You know, the guy (or gal) that makes sure you always receive your emails on time, strips away the spam, cuddles your web server so you can write blog articles, or makes sure the network is always online, so you can read your favorite blogs. Or install new servers and storage so your web experience becomes faster and so your data is never lost.

Sysadmins often have a hard time: Noone calls them to tell them "Thank you for delivering all my emails!" or "Thanks for making sure my data is backed up every day!". Instead, they only get phonecalls when something goes wrong, or worse yet, some anonymous electronic complaint in some soulless ticketing system.

Therefore, this Friday, the 30th of July, 2010, think about your sysadmin, call her up and say something nice, or consider giving them a gift.

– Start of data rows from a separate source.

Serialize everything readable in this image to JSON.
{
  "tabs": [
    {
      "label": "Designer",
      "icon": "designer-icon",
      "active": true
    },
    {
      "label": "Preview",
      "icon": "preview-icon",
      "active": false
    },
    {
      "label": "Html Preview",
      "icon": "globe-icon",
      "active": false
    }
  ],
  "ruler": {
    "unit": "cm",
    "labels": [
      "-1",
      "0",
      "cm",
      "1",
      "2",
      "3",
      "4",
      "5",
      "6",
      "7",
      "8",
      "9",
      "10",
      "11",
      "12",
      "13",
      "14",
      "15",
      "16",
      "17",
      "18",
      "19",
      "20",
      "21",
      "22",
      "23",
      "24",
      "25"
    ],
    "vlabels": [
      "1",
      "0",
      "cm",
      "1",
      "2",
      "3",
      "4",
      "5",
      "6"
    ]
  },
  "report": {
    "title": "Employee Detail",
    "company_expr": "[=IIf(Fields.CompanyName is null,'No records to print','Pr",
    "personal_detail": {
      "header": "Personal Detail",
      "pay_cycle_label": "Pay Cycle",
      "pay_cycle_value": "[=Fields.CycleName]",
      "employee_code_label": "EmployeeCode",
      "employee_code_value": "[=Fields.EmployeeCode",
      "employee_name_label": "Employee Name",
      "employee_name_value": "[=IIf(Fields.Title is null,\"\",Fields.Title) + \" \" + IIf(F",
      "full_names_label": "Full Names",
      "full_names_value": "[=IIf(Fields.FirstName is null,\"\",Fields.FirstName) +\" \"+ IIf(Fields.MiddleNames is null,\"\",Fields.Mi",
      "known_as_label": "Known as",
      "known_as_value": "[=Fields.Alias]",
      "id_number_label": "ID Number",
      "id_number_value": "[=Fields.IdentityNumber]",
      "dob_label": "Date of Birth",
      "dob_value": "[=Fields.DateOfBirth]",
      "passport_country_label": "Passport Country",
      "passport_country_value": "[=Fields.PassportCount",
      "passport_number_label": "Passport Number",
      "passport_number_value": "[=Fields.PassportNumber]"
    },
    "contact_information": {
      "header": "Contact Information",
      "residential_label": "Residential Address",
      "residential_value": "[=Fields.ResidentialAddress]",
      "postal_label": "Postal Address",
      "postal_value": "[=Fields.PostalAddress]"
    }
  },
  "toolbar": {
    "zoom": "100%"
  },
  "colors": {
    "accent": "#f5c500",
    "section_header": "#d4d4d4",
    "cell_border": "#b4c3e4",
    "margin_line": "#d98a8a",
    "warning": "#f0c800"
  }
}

Here are some geeky gift ideas for sysadmins to celebrate Sysadmin Day 2010, from low-budget to truely-devoted-appreciation pricing order.

After all, you really don't want your sysadmin to turn into a grumpy BOFH, do you?